Wednesday, February 11, 2015
Wednesday, February 4, 2015
Kyusaku Natsume is a struggling but brilliant scientist who had his big industry wife divorce him, leaving him to raise their son Ryunosuke. One Christmas Eve, Ryunosuke adopts a stray cat that is damaged in an auto accident, so his father takes the cat's brain and puts it into an android body. Now named Nuku Nuku, the cybernetic kitty lives under the guise of Kyusaku's daughter as a college freshmen, and Ryunosuke's older sister. She uses her robotic strength to save her new family from an apartment fire, but tries to keep her secret life as a robocat a secret from her civilian classmates. She also takes Ryuonsuke to the beach, and uses some new mermaid-type upgrades to save him from drowning.
The other half of the manga is essentially "Episode 3 1/2" of the first OVA series, taking place between the two halves of the anime. In this storyline, Ryunosuke's mother has a more active role and is constantly trying to win back her son with her office lady henchwomen. However, in this chapter, it features her father more as the founder of the Mishima heavy industries corporation as his agents tries to find of all things an alien cat that Nuku Nuku finds in a crashed UFO. She takes the cat into her family and calls him Myu, who they learn is very intelligent. Eventually, Myu hitches a lift back home, leaving us with Nuku's first love interest. This full color short was done by the actual anime production crew, and included in the American release of the manga, although it's done a fumetti format looking very similar to a photo novel.
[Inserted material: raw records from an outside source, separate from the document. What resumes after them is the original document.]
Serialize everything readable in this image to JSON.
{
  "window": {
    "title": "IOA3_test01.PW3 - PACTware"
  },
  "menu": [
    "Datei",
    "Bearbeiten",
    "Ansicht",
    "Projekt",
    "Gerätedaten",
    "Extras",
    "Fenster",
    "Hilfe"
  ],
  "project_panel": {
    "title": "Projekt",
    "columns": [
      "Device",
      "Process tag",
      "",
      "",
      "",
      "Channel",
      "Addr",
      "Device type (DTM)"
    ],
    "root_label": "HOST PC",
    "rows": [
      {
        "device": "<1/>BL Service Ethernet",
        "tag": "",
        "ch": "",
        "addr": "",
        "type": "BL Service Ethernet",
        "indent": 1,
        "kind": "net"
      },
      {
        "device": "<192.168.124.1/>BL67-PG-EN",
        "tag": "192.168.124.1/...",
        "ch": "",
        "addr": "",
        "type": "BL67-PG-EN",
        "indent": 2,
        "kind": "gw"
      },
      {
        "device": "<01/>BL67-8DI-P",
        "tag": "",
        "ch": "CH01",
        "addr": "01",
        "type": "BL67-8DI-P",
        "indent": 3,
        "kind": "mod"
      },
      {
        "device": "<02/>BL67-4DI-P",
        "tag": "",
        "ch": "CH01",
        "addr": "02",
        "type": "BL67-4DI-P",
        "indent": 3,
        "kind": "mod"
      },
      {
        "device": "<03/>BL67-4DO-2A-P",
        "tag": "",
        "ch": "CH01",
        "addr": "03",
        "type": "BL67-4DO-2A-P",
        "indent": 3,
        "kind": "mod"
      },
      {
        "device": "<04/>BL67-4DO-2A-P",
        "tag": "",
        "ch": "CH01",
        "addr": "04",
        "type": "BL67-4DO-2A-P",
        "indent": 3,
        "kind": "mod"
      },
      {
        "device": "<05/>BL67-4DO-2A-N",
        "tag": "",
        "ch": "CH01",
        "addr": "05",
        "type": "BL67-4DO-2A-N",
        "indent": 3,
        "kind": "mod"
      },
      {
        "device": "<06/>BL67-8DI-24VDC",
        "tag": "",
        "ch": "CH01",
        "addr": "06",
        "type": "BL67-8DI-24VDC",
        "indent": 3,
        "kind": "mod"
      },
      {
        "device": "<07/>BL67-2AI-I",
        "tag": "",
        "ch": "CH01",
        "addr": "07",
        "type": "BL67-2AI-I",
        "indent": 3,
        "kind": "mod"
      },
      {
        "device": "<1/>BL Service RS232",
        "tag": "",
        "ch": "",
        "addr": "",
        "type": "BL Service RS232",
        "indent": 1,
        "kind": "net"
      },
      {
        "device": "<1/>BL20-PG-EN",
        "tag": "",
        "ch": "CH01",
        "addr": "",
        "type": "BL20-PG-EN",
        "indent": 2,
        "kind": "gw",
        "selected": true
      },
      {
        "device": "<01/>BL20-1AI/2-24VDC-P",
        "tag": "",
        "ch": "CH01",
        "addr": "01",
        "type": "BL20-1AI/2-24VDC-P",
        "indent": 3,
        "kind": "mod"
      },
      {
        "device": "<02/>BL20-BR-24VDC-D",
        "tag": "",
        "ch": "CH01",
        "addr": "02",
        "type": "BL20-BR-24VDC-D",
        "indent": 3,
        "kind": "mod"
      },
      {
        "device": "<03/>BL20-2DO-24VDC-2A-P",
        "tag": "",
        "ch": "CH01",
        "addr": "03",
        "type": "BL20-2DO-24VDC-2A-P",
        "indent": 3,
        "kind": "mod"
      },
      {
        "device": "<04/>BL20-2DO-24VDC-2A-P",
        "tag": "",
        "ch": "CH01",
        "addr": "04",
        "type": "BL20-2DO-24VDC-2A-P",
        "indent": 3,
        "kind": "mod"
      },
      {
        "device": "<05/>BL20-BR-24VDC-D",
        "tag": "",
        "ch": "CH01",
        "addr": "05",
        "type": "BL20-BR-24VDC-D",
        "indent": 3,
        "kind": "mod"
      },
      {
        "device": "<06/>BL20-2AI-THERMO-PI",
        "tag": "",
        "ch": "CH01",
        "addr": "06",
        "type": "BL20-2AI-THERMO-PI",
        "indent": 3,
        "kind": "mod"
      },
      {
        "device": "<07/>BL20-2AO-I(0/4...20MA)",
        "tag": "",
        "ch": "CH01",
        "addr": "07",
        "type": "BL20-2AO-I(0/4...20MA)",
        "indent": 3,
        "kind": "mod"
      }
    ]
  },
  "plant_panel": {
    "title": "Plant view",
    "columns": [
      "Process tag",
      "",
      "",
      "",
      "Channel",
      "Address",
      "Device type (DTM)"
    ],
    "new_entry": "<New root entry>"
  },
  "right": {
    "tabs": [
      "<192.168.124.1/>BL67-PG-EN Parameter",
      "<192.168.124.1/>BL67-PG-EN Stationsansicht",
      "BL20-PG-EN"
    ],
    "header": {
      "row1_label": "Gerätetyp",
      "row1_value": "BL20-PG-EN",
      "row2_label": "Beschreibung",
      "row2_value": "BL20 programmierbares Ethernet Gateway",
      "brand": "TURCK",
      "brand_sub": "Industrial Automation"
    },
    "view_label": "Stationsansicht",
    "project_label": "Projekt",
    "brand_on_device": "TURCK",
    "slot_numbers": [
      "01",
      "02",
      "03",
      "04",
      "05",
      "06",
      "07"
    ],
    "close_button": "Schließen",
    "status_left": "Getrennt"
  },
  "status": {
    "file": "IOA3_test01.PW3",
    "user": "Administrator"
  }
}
The manga is probably worth picking up if you're a big fan of the original anime, mostly to get a look at the beginning concept which wasn't a slapsticky, but also to get a new chapter set in the same OVA continuity. Aside from the first 6-episode OVA, there were also a TV series remake, and a TV series-styled format OVA titled Nuku Nuku Dash!. The American release of the manga also comes with several postcards from the first OVA and TV series to fill out the book a little more, but it's still a pretty decent extra.